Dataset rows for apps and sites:

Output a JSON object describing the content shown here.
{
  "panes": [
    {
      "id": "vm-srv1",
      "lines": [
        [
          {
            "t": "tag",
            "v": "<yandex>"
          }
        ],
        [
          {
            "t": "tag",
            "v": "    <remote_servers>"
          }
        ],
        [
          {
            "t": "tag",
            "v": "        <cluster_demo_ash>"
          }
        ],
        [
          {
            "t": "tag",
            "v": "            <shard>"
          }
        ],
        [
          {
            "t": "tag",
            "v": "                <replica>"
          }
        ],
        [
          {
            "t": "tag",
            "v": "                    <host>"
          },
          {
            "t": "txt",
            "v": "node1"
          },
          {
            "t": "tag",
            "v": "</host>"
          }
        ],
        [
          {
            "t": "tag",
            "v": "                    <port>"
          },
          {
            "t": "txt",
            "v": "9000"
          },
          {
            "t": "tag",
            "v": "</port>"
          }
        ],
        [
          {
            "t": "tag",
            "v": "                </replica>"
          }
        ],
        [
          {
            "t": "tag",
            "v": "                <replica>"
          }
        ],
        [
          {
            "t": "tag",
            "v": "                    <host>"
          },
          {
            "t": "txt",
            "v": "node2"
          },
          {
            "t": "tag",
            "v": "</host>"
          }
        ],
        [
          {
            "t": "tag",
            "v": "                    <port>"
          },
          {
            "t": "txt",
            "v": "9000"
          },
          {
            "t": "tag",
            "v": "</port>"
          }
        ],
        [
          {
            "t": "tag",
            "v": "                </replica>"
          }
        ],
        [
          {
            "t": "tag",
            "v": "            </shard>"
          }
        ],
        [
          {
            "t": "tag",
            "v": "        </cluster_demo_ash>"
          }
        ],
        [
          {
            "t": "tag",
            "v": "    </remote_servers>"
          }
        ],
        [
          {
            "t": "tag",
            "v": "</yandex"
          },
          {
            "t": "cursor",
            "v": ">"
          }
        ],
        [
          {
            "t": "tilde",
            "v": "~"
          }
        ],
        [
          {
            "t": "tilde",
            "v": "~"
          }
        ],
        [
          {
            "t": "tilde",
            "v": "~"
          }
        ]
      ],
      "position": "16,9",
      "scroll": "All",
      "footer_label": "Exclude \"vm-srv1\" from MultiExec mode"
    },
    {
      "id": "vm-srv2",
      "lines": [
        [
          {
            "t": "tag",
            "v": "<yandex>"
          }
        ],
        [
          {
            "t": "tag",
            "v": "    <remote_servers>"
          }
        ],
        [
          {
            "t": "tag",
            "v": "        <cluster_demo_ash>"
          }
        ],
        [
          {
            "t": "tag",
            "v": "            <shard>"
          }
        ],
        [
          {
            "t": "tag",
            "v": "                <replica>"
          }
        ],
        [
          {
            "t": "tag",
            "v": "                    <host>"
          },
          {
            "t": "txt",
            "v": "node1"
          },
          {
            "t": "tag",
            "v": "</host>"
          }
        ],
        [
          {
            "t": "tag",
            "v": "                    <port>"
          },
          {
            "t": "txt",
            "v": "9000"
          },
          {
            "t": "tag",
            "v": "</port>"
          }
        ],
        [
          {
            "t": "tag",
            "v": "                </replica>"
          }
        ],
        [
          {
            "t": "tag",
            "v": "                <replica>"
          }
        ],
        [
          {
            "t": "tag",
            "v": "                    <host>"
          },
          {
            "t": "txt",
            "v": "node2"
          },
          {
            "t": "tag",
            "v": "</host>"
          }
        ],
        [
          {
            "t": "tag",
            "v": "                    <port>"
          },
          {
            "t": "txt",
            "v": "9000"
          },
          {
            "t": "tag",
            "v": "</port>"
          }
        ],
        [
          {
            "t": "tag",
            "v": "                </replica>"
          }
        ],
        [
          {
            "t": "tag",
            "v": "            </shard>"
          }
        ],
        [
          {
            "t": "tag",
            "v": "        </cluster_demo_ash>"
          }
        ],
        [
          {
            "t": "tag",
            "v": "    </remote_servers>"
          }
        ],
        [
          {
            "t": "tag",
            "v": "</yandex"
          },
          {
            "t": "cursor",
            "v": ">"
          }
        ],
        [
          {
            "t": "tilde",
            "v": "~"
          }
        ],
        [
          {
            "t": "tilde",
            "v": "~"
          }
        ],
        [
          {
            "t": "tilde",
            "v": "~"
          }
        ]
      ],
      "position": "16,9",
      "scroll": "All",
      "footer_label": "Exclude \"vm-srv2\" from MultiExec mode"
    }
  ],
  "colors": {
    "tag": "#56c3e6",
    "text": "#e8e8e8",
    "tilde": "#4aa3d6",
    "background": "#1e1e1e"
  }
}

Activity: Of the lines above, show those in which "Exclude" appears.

Exercise answer:
      "footer_label": "Exclude \"vm-srv1\" from MultiExec mode"
      "footer_label": "Exclude \"vm-srv2\" from MultiExec mode"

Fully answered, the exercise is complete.